Like many of you and many of my fellow Snowplowers, climate change has been on my mind. Throughout the endless days of lockdown I’ve watched my way through every David Attenbourgh documentary (the man’s a national treasure!), read books, struggled my way through government reports and scrolled for hours across the internet for information. Always eager to identify the causes, effects, consequences, chances for survival and most importantly, what I can do to make a difference.
I’ve felt anger, fear, grief, gratitude, wonder and joy in equal measures and often, I’ve felt overwhelmingly helpless. So, when asked to write a blog post in celebration of Earth Day 2021, I decided I wanted to write some reminders for myself and anyone else who needs them.
Firstly, you are not alone! All over the world millions of wonderful people are stepping up to the challenge, through self-education, activism and innovation. Even within Snowplow, we have started a Snowplow-Green Slack channel to swap information, inspiration and practical tips. By reaching out to the people and communities around us we have the opportunity to amplify our individual actions and develop a resilient platform from which we can hold governments and businesses accountable for the urgent reforms we and our planet so desperately need.
Secondly, the solutions are often easier and more beneficial socially and economically than we can imagine. Large scale rewilding projects require only minimal human input but have huge potential to power carbon capture and provide a financial boost to struggling rural communities. Similarly, simply ensuring girls and women have access to a full education will empower them to make lower emission lifestyle choices, have increased economic resilience to climate disaster and to become leaders in the climate change movement in both local and international communities.
Thirdly and finally, the easiest thing you can do to help our planet is to get outdoors. We are a society that has lost its connection to nature, we spend around 90% of our time indoors, our days staring at screens and our lives raising children who can identify Pokémon more accurately than local bird species. If we aren’t able to embrace the joy and beauty of our local environments or recognise how essential nature is for our economic, mental and physical wellbeing we cannot drive the deep, long-term changes needed to save our planet. We all can and must play a part in caring for our planet and we can all start today.
If you want to do one thing to celebrate Earth Day today, look up from your screen and outside your window or stand up from your desk and take a walk outside.
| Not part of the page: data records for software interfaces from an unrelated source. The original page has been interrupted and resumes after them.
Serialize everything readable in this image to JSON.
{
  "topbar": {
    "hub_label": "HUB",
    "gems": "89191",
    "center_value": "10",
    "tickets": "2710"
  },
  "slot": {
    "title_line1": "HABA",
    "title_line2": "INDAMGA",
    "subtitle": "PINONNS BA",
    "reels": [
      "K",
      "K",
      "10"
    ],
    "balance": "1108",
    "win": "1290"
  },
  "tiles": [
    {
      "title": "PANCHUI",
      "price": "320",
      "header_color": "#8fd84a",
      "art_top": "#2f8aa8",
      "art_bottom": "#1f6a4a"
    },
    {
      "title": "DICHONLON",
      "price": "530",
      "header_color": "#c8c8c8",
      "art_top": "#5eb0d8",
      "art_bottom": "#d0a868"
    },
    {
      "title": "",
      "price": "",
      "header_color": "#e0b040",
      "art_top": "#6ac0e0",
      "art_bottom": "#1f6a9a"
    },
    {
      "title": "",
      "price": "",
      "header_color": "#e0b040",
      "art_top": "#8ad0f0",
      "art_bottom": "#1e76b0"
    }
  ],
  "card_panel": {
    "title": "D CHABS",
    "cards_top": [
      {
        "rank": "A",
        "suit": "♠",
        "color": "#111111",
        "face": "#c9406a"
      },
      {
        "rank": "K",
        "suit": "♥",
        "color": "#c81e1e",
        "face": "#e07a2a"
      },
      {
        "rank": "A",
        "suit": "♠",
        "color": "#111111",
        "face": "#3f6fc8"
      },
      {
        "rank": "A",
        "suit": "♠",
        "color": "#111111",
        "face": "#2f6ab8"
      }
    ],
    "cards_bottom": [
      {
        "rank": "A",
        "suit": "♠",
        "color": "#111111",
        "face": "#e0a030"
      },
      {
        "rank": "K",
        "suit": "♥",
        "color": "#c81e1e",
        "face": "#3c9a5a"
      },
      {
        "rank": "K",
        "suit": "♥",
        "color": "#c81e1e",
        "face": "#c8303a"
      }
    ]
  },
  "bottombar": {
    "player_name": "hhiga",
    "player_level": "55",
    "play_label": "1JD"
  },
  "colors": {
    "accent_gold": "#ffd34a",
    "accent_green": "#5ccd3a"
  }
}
Take a moment to stop, look and listen to the life around you and just breathe. There are so many reasons to hope for a better and greener future than we have ever known, we just have to give a damn.